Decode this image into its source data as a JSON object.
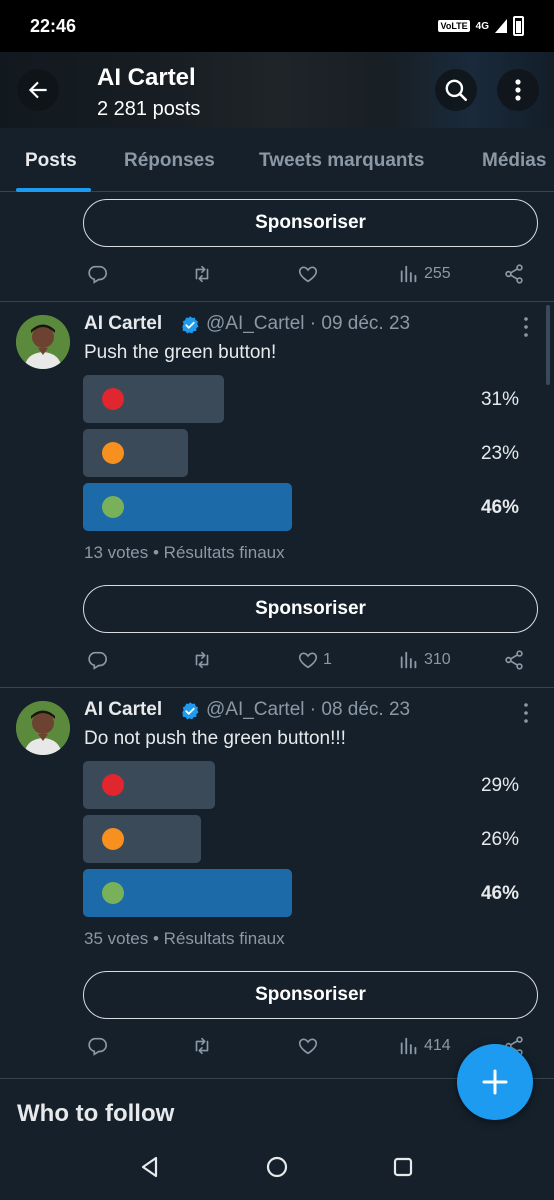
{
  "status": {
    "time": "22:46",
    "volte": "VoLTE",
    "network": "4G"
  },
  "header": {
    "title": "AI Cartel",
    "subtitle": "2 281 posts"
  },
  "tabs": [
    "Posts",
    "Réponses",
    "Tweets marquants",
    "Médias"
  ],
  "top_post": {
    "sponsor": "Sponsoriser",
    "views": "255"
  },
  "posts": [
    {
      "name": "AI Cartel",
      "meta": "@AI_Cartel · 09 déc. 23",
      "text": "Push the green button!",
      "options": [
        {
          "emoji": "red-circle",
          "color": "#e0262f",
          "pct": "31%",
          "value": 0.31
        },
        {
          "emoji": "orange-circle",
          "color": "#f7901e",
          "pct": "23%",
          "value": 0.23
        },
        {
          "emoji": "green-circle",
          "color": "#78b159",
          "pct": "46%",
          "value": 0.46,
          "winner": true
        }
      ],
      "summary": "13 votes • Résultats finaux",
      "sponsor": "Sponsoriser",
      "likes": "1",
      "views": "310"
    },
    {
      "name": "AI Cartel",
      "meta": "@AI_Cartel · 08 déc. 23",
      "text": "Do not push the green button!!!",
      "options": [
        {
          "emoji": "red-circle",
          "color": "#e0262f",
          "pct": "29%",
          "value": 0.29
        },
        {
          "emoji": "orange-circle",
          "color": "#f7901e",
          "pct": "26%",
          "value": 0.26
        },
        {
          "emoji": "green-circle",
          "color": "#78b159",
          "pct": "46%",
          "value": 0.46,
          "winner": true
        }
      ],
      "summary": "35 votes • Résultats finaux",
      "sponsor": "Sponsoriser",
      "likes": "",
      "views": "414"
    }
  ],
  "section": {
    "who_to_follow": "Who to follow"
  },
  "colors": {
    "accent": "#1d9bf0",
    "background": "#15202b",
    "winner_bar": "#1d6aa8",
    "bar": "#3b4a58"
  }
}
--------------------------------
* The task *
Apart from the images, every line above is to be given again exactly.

* Task answer *
Decode this image into its source data as a JSON object.
{
  "status": {
    "time": "22:46",
    "volte": "VoLTE",
    "network": "4G"
  },
  "header": {
    "title": "AI Cartel",
    "subtitle": "2 281 posts"
  },
  "tabs": [
    "Posts",
    "Réponses",
    "Tweets marquants",
    "Médias"
  ],
  "top_post": {
    "sponsor": "Sponsoriser",
    "views": "255"
  },
  "posts": [
    {
      "name": "AI Cartel",
      "meta": "@AI_Cartel · 09 déc. 23",
      "text": "Push the green button!",
      "options": [
        {
          "emoji": "red-circle",
          "color": "#e0262f",
          "pct": "31%",
          "value": 0.31
        },
        {
          "emoji": "orange-circle",
          "color": "#f7901e",
          "pct": "23%",
          "value": 0.23
        },
        {
          "emoji": "green-circle",
          "color": "#78b159",
          "pct": "46%",
          "value": 0.46,
          "winner": true
        }
      ],
      "summary": "13 votes • Résultats finaux",
      "sponsor": "Sponsoriser",
      "likes": "1",
      "views": "310"
    },
    {
      "name": "AI Cartel",
      "meta": "@AI_Cartel · 08 déc. 23",
      "text": "Do not push the green button!!!",
      "options": [
        {
          "emoji": "red-circle",
          "color": "#e0262f",
          "pct": "29%",
          "value": 0.29
        },
        {
          "emoji": "orange-circle",
          "color": "#f7901e",
          "pct": "26%",
          "value": 0.26
        },
        {
          "emoji": "green-circle",
          "color": "#78b159",
          "pct": "46%",
          "value": 0.46,
          "winner": true
        }
      ],
      "summary": "35 votes • Résultats finaux",
      "sponsor": "Sponsoriser",
      "likes": "",
      "views": "414"
    }
  ],
  "section": {
    "who_to_follow": "Who to follow"
  },
  "colors": {
    "accent": "#1d9bf0",
    "background": "#15202b",
    "winner_bar": "#1d6aa8",
    "bar": "#3b4a58"
  }
}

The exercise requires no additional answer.